WHAT YOU SHOULD DO: Go through the material below, find each line with the word "function", and copy those lines.

DATA SUPPLIED:
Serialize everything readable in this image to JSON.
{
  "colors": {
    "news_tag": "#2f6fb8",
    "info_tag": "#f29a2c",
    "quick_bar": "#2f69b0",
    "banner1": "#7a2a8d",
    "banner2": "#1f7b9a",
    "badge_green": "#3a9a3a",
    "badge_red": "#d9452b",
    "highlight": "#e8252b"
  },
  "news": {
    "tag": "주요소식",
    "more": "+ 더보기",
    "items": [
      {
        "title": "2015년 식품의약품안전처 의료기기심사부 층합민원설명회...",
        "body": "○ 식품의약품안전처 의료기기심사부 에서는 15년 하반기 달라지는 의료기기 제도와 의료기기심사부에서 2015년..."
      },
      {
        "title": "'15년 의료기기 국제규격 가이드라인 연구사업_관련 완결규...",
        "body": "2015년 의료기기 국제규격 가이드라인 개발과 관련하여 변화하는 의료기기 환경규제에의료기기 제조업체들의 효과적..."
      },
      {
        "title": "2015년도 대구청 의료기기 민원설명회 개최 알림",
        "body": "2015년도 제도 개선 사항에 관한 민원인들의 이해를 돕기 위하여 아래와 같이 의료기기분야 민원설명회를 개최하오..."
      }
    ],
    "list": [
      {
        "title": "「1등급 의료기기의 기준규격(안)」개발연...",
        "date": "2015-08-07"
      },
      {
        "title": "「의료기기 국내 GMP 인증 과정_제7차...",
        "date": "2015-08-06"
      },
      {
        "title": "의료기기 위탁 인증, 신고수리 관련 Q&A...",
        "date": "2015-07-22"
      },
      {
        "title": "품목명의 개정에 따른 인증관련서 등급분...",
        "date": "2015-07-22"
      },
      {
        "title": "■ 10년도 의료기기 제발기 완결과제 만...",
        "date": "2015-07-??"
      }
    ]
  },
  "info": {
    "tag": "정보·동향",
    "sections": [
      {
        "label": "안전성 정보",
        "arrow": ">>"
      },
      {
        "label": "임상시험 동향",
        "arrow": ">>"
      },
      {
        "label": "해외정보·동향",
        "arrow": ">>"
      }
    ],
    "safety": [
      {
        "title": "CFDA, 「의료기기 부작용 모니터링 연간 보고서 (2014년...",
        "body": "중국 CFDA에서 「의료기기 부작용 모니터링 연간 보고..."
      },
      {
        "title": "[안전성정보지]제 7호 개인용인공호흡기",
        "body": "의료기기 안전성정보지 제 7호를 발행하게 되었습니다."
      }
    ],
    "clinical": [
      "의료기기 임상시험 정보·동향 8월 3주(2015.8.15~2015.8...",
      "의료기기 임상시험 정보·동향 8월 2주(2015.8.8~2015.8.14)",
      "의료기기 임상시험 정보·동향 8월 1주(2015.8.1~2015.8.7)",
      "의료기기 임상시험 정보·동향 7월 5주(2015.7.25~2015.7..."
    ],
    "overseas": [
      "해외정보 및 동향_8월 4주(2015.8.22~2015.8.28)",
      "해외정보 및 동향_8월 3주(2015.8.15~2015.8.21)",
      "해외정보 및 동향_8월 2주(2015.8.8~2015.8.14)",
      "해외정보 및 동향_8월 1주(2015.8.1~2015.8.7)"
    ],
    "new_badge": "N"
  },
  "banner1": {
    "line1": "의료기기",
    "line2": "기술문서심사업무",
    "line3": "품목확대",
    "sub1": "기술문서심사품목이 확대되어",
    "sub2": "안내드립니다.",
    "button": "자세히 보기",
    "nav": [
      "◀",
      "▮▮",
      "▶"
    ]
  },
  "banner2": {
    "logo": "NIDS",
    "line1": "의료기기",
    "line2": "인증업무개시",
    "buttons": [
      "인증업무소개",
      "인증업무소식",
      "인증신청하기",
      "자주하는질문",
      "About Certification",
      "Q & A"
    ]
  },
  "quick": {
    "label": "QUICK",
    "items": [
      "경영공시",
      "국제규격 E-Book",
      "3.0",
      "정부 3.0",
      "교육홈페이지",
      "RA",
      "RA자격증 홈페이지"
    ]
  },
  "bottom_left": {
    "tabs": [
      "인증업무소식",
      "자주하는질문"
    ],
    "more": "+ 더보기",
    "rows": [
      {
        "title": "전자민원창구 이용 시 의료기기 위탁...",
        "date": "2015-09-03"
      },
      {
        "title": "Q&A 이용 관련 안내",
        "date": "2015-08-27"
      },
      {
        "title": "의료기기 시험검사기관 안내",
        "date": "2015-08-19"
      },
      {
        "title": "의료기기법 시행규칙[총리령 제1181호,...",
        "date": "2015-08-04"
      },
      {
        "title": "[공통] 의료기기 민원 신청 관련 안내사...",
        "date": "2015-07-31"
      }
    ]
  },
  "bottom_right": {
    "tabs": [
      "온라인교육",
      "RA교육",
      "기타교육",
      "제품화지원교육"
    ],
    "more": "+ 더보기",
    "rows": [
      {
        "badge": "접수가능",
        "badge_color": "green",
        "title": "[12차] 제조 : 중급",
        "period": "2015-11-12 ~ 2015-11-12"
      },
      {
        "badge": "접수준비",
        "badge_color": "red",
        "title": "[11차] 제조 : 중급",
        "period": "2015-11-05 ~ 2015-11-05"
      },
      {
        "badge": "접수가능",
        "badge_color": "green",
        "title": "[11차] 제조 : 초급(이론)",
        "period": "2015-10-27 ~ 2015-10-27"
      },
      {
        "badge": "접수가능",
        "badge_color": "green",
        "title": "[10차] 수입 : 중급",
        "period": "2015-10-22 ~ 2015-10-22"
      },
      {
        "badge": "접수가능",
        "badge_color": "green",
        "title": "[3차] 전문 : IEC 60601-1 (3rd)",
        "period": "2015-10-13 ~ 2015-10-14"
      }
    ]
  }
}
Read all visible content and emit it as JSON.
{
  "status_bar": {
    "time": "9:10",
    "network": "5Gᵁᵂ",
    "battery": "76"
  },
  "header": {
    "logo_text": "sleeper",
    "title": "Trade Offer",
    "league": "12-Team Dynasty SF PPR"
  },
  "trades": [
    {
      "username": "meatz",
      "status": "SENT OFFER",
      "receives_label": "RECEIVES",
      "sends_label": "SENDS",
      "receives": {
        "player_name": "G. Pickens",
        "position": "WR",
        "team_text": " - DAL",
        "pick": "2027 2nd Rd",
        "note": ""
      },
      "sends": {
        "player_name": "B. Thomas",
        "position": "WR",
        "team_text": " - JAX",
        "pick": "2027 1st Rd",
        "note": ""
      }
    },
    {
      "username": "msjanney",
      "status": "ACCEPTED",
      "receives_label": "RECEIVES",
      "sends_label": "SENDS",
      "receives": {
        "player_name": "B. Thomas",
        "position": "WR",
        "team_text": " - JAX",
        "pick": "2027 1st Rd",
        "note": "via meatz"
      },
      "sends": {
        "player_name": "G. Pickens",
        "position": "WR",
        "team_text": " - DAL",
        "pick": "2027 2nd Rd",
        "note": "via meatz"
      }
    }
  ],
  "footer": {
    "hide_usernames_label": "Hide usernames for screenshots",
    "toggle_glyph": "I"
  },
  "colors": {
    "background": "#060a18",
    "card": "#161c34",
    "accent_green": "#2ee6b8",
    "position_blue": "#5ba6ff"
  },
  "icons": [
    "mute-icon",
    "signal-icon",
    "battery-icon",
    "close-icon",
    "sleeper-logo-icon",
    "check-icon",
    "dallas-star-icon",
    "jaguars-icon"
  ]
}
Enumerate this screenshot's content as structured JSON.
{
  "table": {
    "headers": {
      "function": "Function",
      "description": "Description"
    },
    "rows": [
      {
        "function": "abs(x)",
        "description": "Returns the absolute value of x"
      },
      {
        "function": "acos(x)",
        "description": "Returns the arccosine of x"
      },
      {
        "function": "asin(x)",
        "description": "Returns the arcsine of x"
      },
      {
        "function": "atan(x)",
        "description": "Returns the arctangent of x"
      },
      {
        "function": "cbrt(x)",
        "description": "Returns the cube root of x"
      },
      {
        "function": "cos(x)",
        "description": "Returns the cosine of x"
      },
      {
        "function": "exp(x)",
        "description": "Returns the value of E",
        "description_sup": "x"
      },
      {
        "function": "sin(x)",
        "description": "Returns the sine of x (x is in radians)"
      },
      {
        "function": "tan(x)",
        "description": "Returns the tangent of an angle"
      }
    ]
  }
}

WRITTEN RESPONSE:
      "function": "Function",
        "function": "abs(x)",
        "function": "acos(x)",
        "function": "asin(x)",
        "function": "atan(x)",
        "function": "cbrt(x)",
        "function": "cos(x)",
        "function": "exp(x)",
        "function": "sin(x)",
        "function": "tan(x)",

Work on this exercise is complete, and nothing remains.